● EXERCISE OBJECTIVE:
Please copy out the records that follow exactly as they stand.

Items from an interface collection
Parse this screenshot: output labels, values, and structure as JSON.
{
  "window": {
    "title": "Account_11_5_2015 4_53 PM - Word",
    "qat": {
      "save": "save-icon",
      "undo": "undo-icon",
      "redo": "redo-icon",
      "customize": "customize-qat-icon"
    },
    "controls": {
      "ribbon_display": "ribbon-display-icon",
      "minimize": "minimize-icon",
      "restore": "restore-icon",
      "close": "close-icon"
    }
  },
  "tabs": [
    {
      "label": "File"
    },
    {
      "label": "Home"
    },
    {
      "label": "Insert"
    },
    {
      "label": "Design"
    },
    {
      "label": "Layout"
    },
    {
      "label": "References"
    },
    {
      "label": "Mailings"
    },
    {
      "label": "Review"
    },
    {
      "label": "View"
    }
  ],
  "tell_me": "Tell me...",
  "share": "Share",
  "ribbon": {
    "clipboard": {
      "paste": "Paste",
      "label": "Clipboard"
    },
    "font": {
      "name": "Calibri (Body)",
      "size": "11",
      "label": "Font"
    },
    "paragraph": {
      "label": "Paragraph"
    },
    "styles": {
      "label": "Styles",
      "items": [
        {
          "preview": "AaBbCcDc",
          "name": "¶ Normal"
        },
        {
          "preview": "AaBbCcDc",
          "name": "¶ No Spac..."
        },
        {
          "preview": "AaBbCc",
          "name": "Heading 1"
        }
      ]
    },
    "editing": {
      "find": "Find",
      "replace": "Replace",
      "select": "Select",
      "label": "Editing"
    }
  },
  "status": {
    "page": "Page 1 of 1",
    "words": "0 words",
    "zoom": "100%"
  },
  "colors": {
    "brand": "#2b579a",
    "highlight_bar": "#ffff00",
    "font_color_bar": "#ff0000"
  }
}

● EXERCISE OUTPUT:
Parse this screenshot: output labels, values, and structure as JSON.
{
  "window": {
    "title": "Account_11_5_2015 4_53 PM - Word",
    "qat": {
      "save": "save-icon",
      "undo": "undo-icon",
      "redo": "redo-icon",
      "customize": "customize-qat-icon"
    },
    "controls": {
      "ribbon_display": "ribbon-display-icon",
      "minimize": "minimize-icon",
      "restore": "restore-icon",
      "close": "close-icon"
    }
  },
  "tabs": [
    {
      "label": "File"
    },
    {
      "label": "Home"
    },
    {
      "label": "Insert"
    },
    {
      "label": "Design"
    },
    {
      "label": "Layout"
    },
    {
      "label": "References"
    },
    {
      "label": "Mailings"
    },
    {
      "label": "Review"
    },
    {
      "label": "View"
    }
  ],
  "tell_me": "Tell me...",
  "share": "Share",
  "ribbon": {
    "clipboard": {
      "paste": "Paste",
      "label": "Clipboard"
    },
    "font": {
      "name": "Calibri (Body)",
      "size": "11",
      "label": "Font"
    },
    "paragraph": {
      "label": "Paragraph"
    },
    "styles": {
      "label": "Styles",
      "items": [
        {
          "preview": "AaBbCcDc",
          "name": "¶ Normal"
        },
        {
          "preview": "AaBbCcDc",
          "name": "¶ No Spac..."
        },
        {
          "preview": "AaBbCc",
          "name": "Heading 1"
        }
      ]
    },
    "editing": {
      "find": "Find",
      "replace": "Replace",
      "select": "Select",
      "label": "Editing"
    }
  },
  "status": {
    "page": "Page 1 of 1",
    "words": "0 words",
    "zoom": "100%"
  },
  "colors": {
    "brand": "#2b579a",
    "highlight_bar": "#ffff00",
    "font_color_bar": "#ff0000"
  }
}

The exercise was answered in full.